Why gluten-free diets aren’t just for people with celiac disease

Visiting a restaurant or grocery store without seeing gluten-free products everywhere is almost impossible. They’re popular for those with wheat allergies, but you don’t need a celiac diagnosis to switch eating habits. Read about the pros and cons of gluten-free diets for people who don’t have celiac disease to decide if it’s right for you.

What Is Gluten?

Gluten is a protein from numerous wheat sources, including breads, pasta, baked goods and cereals. Although some people benefit from having gluten in their diet, others develop a genetic condition called celiac disease. It means their body is allergic to gluten, so they must avoid gluten ingredients in foods and beverages.

Benefits of gluten-free diets for non-celiac individuals

You might enjoy these health benefits from reducing your gluten intake. Consider if they’d make your daily life more enjoyable before changing your grocery list.

1. You’ll Reduce Your Inflammation

When you eat something with gluten, the protein reaches your gut and breaks down during the digestive process. The broken-down structure of gluten proteins can trigger inflammation on a small level or to the point of an allergic reaction.

Cellular inflammation can still affect your body even if you don’t have celiac symptoms like digestional upset or rashes after eating gluten. It could aggravate your nervous system and joints, increasing the severity of existing anxiety or arthritis.

If you’re one of the 40 million Americans with gluten sensitivity, you may notice decreased joint pain and anxiety when reducing or eliminating gluten. It’s one of the benefits of gluten-free diets for non-celiacs that can improve your quality of life.

2. You’ll Control Your Blood Sugar Better

Sometimes people assume gluten affects their blood sugar, but that’s false. It doesn’t spike your blood sugar because it has a low glycemic index (GI) effect when digested. Instead, gluten is present in foods high in carbs and sugars like doughnuts, desserts and other treats.

Reducing your gluten intake could stabilize your blood sugar because you’ll swap those sugary foods with healthier alternatives. It depends on what you replace those foods with regularly.

Keep in mind that some gluten-free foods still contain sugar. Coffee is naturally gluten-free, but many iced coffees contain sweeteners to bring customers back for more. Check the nutrition label to ensure your gluten-free foods and beverages align with your sugar intake goals.

3. You’ll Eat More Nutrients

Eliminating or reducing unhealthy foods means you can fill your plate with options that have more vitamins and nutrients. If you swap a gluten-dense food like white rice for quinoa, you’ll gain a starch source with a complete nutritional profile compared to the raw carbs in rice.

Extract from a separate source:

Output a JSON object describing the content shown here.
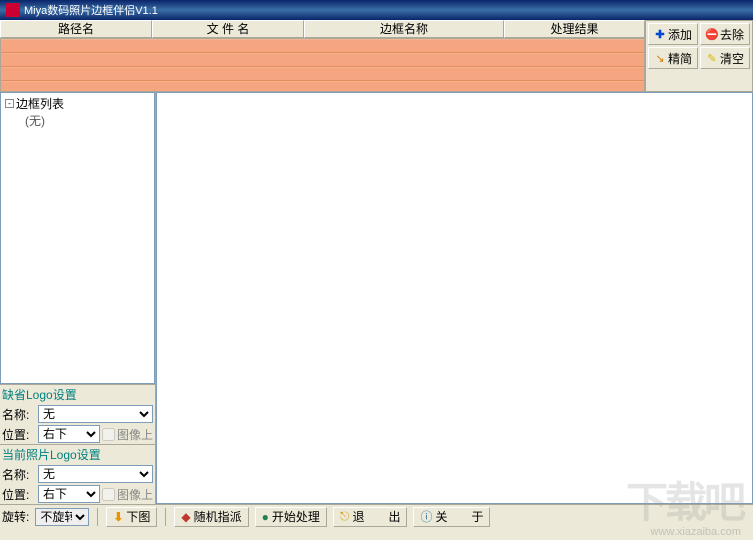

You might also have more room for fruits and veggies in your diet if you’re eating healthier foods. Snacking on strawberries in place of crackers would boost your immune system with more vitamin C, which you might not otherwise get from traditional crackers.

Negative Side Effects of Gluten-Free Diets for Non-Celiacs

There are a few negative side effects of gluten-free diets that you should consider if you don’t have celiac disease. Talk with your doctor if you have questions or concerns about altering your diet.

1. You’ll Lose Enriched Nutrients

Companies often fortify pastas, breads and cereals with nutrients to sell a healthier product. Gluten-free diets don’t include those foods, so your diet may initially include fewer nutrients. Pay attention to the vitamins and minerals in your standard foods to accurately replace them with gluten-free alternatives if you try a different diet.

2. You’ll Potentially Gain More Weight

Some people assume gluten-free foods have fewer calories because it’s supposedly healthier, but that isn’t always true. Some foods and beverages will contain more fat, sugar and salt to compensate for their flavor or texture changes. It’s one of the negative side effects of gluten-free diets that people don’t expect, so keep it in mind as you explore dietary options.

Even if you’re burning calories by walking or running every week, a gluten-free diet could make your diet work against your weight loss progress. Maintaining your weight loss might be more important than reducing your gluten intake. A quick call with your doctor will help you decide which is more crucial for your health.

3. You’ll Alter Your Gut’s Microbiome

When digesting gluten, your gut ferments fiber from whole wheat to feed your microbiome. Without it, you could deal with irregular bowel movements, gas or bloating due to your gut’s inability to break down food effectively. Taking a daily probiotic and eating fermented foods could help you avoid this challenge, but it’s something to watch for as you buy more gluten-free groceries.

Enjoy the Benefits of Gluten-Free Diets

There are numerous benefits of gluten-free diets for non-celiacs, but there can also be some unforeseen drawbacks. Weigh the pros and cons before talking with your doctor. Together, you can figure out what’s best for your health and which dietary options will support your journey to your health goals.